### ASSIGNMENT
With the pictures left out, repeat every entry that follows exactly.

### RECORDS FOR THE TASK

BEGIN

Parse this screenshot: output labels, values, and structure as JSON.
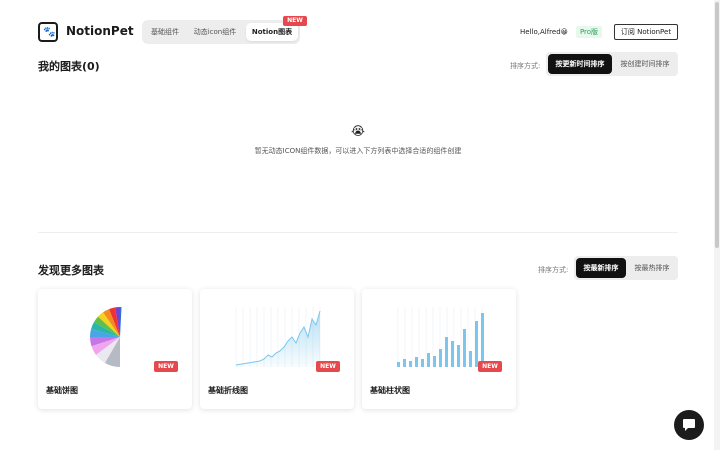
{
  "header": {
    "logo_text": "NotionPet",
    "tabs": [
      {
        "label": "基础组件"
      },
      {
        "label": "动态icon组件"
      },
      {
        "label": "Notion图表"
      }
    ],
    "tab_badge": "NEW",
    "greeting": "Hello,Alfred😀",
    "plan_badge": "Pro版",
    "subscribe_label": "订阅 NotionPet"
  },
  "my_charts": {
    "title": "我的图表(0)",
    "sort_label": "排序方式:",
    "sort_options": [
      "按更新时间排序",
      "按创建时间排序"
    ],
    "empty_emoji": "😭",
    "empty_text": "暂无动态ICON组件数据，可以进入下方列表中选择合适的组件创建"
  },
  "discover": {
    "title": "发现更多图表",
    "sort_label": "排序方式:",
    "sort_options": [
      "按最新排序",
      "按最热排序"
    ],
    "cards": [
      {
        "title": "基础饼图",
        "badge": "NEW",
        "preview": "pie"
      },
      {
        "title": "基础折线图",
        "badge": "NEW",
        "preview": "line"
      },
      {
        "title": "基础柱状图",
        "badge": "NEW",
        "preview": "bar"
      }
    ]
  },
  "colors": {
    "accent_dark": "#111111",
    "new_badge": "#e5484d",
    "pro_badge_text": "#2ea05a",
    "chart_blue": "#7cc6ee"
  },
  "icons": [
    "paw-logo-icon",
    "chat-bubble-icon"
  ]
}
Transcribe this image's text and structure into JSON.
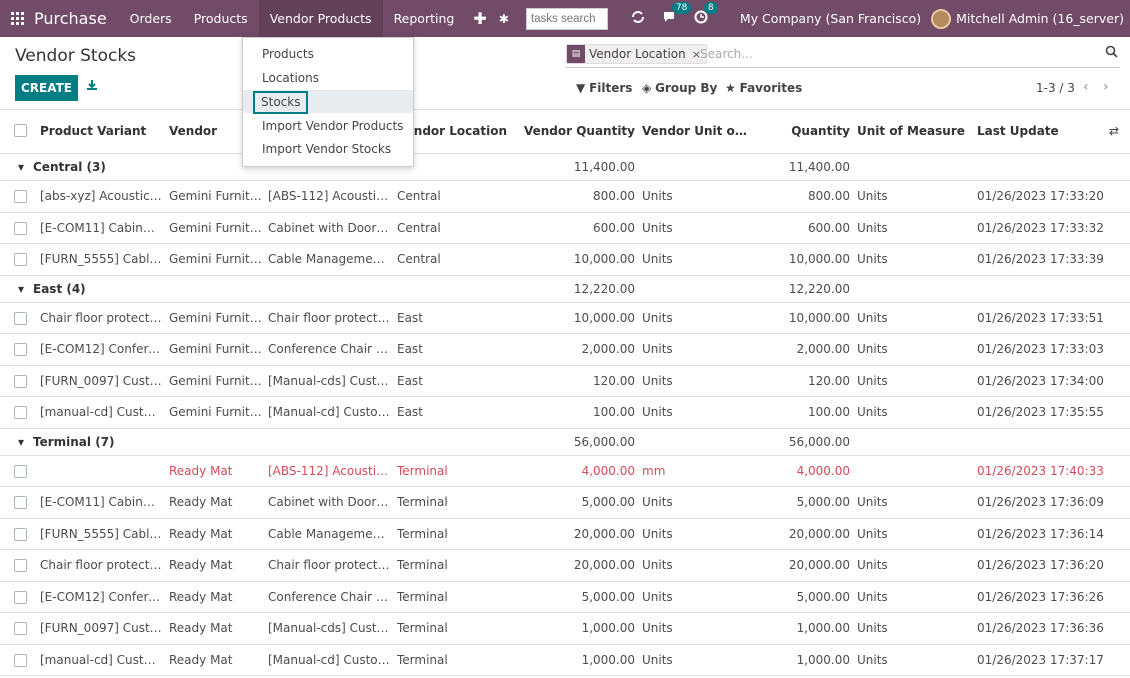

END

### EXERCISE RESPONSE
Parse this screenshot: output labels, values, and structure as JSON.
{
  "header": {
    "logo_text": "NotionPet",
    "tabs": [
      {
        "label": "基础组件"
      },
      {
        "label": "动态icon组件"
      },
      {
        "label": "Notion图表"
      }
    ],
    "tab_badge": "NEW",
    "greeting": "Hello,Alfred😀",
    "plan_badge": "Pro版",
    "subscribe_label": "订阅 NotionPet"
  },
  "my_charts": {
    "title": "我的图表(0)",
    "sort_label": "排序方式:",
    "sort_options": [
      "按更新时间排序",
      "按创建时间排序"
    ],
    "empty_emoji": "😭",
    "empty_text": "暂无动态ICON组件数据，可以进入下方列表中选择合适的组件创建"
  },
  "discover": {
    "title": "发现更多图表",
    "sort_label": "排序方式:",
    "sort_options": [
      "按最新排序",
      "按最热排序"
    ],
    "cards": [
      {
        "title": "基础饼图",
        "badge": "NEW",
        "preview": "pie"
      },
      {
        "title": "基础折线图",
        "badge": "NEW",
        "preview": "line"
      },
      {
        "title": "基础柱状图",
        "badge": "NEW",
        "preview": "bar"
      }
    ]
  },
  "colors": {
    "accent_dark": "#111111",
    "new_badge": "#e5484d",
    "pro_badge_text": "#2ea05a",
    "chart_blue": "#7cc6ee"
  },
  "icons": [
    "paw-logo-icon",
    "chat-bubble-icon"
  ]
}
Transcribe this image's text and structure into JSON.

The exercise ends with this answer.